Medicaid needs relief amid COVID crunch

By Jeff Graham

The COVID-19 pandemic has burdened an already strained health care system for months without an end in sight for some of the most at-risk populations, including the LBGT community, seniors, and those with pre-existing conditions. It has also reflected, as a result of systematic inequalities, staggering health disparities within Black and Latino communities.

These populations are some of the most reliant on an overwhelmed Medicaid program that has been pushed to its limits by the crisis.


Medicaid covers one in five Americans, and nearly 2 million people rely on it in Georgia.

In its next pandemic relief package, Congress must provide additional federal funding to support increased enrollment in our state Medicaid program due to COVID-19.

Millions of Americans have lost their jobs because of the pandemic, and an estimated 5.4 million have lost health coverage as a result. That means more people are forced to look to Medicaid for coverage, adding significant strain to the program.

In addition to providing access to treatment and lifesaving care, Medicaid is critical to addressing health disparities prevalent in communities that face systemic inequalities in our system.

Since the Affordable Care Act’s Medicaid expansion option became available in 2014, significantly more members of the LGBTQ community, people with disabilities, people of color, and low-income non-elderly adults have gained health coverage. Unfortunately, Georgia is one of more than a dozen states that still have not expanded their Medicaid programs. New research shows that states that failed to expand Medicaid have been unable to mount effective responses to the pandemic and the economic downturn.

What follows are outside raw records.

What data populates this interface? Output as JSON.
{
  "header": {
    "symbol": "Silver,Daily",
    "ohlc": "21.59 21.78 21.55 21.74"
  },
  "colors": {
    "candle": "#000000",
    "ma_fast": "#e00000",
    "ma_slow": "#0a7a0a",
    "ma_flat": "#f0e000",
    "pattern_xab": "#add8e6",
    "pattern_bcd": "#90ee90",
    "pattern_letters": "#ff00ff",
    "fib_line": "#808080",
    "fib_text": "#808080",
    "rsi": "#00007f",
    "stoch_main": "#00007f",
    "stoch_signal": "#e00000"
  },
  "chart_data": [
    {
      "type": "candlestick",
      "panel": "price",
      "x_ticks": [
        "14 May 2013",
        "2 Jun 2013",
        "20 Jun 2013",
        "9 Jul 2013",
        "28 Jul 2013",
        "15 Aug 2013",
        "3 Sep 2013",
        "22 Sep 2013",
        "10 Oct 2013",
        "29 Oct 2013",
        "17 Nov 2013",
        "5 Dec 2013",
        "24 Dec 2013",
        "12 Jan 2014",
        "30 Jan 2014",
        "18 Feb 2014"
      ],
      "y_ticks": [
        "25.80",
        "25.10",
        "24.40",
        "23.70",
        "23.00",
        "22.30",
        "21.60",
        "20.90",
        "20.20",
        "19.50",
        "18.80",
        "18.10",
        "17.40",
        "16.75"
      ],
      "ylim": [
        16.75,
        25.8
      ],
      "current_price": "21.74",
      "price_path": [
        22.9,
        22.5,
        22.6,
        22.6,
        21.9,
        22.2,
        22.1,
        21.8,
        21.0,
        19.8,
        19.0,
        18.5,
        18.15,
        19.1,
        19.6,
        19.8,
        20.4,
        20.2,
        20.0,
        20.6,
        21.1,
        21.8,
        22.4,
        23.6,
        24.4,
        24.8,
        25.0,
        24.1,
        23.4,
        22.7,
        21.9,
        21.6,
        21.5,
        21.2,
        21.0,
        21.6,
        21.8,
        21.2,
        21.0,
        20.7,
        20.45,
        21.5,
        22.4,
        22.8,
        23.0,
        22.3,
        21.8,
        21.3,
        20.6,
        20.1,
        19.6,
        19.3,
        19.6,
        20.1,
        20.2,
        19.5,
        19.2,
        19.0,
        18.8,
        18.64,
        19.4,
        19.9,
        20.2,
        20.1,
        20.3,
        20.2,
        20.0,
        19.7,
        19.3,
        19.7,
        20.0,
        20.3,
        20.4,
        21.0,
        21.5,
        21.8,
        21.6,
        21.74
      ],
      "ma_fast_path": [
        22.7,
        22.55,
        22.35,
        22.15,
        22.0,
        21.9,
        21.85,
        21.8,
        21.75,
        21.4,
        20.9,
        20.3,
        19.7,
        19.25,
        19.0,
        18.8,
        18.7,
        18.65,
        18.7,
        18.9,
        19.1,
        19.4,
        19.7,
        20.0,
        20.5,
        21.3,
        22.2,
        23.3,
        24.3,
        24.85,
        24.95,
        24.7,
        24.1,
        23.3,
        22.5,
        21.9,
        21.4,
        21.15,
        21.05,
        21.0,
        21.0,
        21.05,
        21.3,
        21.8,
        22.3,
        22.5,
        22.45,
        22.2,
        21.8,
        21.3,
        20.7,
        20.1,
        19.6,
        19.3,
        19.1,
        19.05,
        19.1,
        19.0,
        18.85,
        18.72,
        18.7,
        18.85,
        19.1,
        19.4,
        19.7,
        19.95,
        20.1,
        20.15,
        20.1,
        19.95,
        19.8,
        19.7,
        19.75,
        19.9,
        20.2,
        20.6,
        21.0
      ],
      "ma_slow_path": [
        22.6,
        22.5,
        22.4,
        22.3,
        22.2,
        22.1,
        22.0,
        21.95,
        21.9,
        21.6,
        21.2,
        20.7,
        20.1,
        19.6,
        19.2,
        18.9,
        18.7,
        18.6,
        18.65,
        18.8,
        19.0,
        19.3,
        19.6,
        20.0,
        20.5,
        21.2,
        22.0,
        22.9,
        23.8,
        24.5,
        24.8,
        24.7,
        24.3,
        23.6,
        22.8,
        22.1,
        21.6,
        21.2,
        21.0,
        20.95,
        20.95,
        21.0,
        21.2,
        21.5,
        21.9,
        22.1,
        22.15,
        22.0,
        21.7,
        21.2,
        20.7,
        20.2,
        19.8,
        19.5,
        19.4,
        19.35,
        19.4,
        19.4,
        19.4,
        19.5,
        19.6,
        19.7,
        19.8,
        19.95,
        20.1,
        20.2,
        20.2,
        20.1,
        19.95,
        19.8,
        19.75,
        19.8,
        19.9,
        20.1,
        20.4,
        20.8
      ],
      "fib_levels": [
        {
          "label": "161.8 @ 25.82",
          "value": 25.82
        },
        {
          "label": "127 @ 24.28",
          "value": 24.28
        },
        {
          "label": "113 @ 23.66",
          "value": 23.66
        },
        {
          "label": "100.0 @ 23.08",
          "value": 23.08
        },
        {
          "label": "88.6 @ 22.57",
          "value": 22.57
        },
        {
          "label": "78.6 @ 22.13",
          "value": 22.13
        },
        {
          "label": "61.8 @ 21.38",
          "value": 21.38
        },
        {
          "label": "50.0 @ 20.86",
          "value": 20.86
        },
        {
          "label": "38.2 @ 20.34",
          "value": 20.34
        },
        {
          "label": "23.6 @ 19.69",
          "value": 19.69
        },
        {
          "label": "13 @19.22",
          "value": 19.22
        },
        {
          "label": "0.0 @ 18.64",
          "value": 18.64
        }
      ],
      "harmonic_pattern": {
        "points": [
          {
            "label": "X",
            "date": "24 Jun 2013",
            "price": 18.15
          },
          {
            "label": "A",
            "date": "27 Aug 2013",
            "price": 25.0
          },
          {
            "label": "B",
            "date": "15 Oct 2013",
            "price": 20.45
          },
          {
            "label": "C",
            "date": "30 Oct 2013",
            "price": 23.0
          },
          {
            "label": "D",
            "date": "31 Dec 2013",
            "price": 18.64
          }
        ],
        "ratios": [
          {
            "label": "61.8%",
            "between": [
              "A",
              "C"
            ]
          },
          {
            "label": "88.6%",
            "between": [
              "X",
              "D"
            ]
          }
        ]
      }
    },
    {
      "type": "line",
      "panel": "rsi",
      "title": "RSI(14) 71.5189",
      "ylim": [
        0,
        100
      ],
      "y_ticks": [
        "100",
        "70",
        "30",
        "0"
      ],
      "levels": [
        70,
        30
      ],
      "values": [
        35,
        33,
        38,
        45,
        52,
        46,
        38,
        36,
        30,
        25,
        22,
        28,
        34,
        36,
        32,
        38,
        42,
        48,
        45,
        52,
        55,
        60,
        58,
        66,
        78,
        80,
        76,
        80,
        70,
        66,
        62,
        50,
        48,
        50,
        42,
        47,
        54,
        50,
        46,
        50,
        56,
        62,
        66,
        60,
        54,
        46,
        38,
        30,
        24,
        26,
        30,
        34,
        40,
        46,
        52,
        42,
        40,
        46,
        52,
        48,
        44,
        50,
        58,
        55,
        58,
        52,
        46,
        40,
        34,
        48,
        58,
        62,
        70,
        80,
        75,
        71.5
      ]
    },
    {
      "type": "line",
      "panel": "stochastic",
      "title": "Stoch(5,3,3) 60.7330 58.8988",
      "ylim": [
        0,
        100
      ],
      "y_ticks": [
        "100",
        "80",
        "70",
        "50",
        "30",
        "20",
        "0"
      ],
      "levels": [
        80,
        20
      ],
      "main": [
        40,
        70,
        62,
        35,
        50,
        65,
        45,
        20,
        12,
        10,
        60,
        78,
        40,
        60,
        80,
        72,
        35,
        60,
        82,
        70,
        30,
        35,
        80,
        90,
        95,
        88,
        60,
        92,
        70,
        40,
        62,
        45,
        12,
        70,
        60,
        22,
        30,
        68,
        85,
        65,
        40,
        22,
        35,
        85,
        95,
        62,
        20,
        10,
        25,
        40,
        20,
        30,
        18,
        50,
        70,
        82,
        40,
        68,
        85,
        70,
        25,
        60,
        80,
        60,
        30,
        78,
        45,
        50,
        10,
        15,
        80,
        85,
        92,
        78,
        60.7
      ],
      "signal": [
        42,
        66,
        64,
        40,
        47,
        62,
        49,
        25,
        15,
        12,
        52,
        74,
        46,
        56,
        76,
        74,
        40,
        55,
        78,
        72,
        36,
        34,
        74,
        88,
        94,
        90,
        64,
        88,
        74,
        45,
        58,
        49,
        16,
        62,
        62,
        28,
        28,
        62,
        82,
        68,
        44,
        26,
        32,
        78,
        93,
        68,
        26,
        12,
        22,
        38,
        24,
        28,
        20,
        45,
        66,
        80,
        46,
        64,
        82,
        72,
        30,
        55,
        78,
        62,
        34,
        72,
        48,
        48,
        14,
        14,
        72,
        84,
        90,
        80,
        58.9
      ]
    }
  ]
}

We need a federal aid package for health care workers — in emergency rooms, intensive care units and assisted living facilities — who are risking their lives daily to treat Georgians who have contracted COVID-19. These workers have faced unprecedented challenges, like shortages of personal protective equipment. Health care workers shouldn’t be forced to reuse masks or surgical gowns that are meant to be disposed of between infected patients.

Sixteen Georgia advocacy organizations, including Georgia Equality, recently sent a letter asking Congress to immediately increase federal funding for Medicaid and support for health care workers to mitigate the damage from its inadequate response to the COVID-19 crisis. We hope they act soon.

The health of patients and health care workers in Georgia remains at serious risk while we wait.

Jeff Graham is the executive director of Georgia Equality, an organization that works to advance fairness, safety and opportunity for gay, lesbian, bisexual and transgender communities throughout Georgia. Jeff began advocating on LGBT and AIDS-related issues as a college student in the mid-1980s and has continued his advocacy on these issues since that time. He has been involved in a wide variety of grassroots and legislative advocacy campaigns and has served as either an executive director or board member to a number of local and national organizations working on issues related to gay and transgender rights, access to health care, community empowerment and HIV/AIDS. Jeff has received numerous awards and recognition for both his advocacy and nonprofit work.